There has been no deci­sion by the Unit­ed States to arm the Libyan oppo­si­tion move­ment, Mullen said, and NATO forces have suc­ceed­ed in chip­ping away at Gadhafi’s forces through attri­tion.

Asked about U.S. mil­i­tary-to-mil­i­tary rela­tions with Chi­na, and how it is affect­ed by U.S. sup­port for Tai­wan, Mullen said he expects a pres­i­den­tial deci­sion by Oct. 1 as to whether the Unit­ed States will again sell arms to Tai­wan, risk­ing its rela­tion­ship with Chi­na. It’s an issue he has dis­cussed recent­ly with his Chi­nese coun­ter­part, Gen. Chen Bingde, he said.

Clear­ly, the Chi­nese would strong­ly pre­fer we stop doing this,” he said. “My point is, we have a rela­tion­ship and a respon­si­bil­i­ty, and there are legal respon­si­bil­i­ties in my coun­try to sup­port the Tai­wan Rela­tions Act. … I would hope that in the future when we come up against these very dif­fi­cult issues, we are able to sus­tain the mil­i­tary rela­tions that have been renewed and have the abil­i­ty to com­mu­ni­cate with each oth­er. Ter­mi­nat­ing that, even tem­porar­i­ly, has a sig­nif­i­cant down­side for sta­bil­i­ty in the region.”
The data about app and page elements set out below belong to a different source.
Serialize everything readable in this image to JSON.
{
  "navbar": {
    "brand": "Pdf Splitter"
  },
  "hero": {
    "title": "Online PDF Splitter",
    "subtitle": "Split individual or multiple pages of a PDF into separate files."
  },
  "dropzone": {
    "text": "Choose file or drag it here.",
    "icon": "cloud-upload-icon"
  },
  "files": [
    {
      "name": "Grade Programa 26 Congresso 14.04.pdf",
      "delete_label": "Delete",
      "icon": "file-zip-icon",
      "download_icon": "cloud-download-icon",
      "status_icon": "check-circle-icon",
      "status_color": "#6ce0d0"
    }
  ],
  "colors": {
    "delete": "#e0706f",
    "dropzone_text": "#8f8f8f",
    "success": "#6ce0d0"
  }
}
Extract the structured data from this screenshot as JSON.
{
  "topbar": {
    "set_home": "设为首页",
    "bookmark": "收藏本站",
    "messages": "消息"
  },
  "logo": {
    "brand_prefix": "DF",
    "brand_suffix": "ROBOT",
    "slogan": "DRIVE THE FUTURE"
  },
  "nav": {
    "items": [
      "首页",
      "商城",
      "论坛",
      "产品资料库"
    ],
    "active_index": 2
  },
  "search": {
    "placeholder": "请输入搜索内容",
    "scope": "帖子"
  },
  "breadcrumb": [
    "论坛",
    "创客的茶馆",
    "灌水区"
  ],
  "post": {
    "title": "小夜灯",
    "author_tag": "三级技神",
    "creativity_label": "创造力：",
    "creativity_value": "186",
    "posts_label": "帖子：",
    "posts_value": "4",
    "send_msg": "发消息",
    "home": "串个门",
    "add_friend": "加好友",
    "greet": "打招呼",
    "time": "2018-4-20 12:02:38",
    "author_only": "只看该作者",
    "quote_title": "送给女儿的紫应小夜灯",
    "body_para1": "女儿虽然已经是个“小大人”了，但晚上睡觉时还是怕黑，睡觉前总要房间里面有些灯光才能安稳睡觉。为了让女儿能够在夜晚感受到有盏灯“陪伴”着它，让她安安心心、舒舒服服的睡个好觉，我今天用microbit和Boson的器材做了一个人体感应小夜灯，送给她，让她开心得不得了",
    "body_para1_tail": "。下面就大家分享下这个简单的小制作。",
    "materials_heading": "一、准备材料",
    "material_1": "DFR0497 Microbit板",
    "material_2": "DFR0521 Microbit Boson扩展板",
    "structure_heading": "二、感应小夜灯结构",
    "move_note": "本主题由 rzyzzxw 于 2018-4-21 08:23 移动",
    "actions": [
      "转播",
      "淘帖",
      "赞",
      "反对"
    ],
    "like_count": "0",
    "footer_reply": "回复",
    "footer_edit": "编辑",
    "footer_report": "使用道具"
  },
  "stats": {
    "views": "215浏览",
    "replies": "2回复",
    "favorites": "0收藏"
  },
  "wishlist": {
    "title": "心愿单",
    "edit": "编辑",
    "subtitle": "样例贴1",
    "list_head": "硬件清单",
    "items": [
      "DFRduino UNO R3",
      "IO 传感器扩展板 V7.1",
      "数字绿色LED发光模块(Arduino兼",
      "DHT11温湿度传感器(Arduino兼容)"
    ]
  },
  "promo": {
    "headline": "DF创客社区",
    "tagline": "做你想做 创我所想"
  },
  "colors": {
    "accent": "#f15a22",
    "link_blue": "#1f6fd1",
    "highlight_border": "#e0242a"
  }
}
Asked by a Pak­istani jour­nal­ist about U.S. mil­i­tary rela­tions with Pak­istan, the chair­man said there is a “recal­i­brat­ing” of rela­tions there, as reflect­ed in a recent deci­sion to defer $800 mil­lion in U.S. fund­ing to the Pak­istani mil­i­tary.

Still, he said U.S. fund­ing con­tin­ues to flow freely for civil­ian assis­tance in Pak­istan and he believes both sides want to con­tin­ue their rela­tion­ship to sus­tain sta­bil­i­ty in the region.

We are in a very dif­fi­cult time right now,” he said. “That said, I don’t believe we’re close to sev­er­ing [rela­tions], and we shouldn’t do that. Sus­tain­ing this rela­tion­ship is crit­i­cal. We’ve been through dif­fi­cult times with them in the past and we should see this dif­fi­cult time through in sus­tain­ing this rela­tion­ship over time.”

Asked about mis­sile defense in Europe, the admi­ral said, “We’re in dis­cus­sions with an awful lot of coun­tries,” and much is unre­solved in terms of time, place and cost.

Also, he said, “vig­or­ous dis­cus­sion” between U.S. and Russ­ian offi­cials over mis­sile defense is ongo­ing. “There are areas where we agree and dis­agree, but we’re going to con­tin­ue to work on it.”

U.S. Depart­ment of Defense
Office of the Assis­tant Sec­re­tary of Defense (Pub­lic Affairs)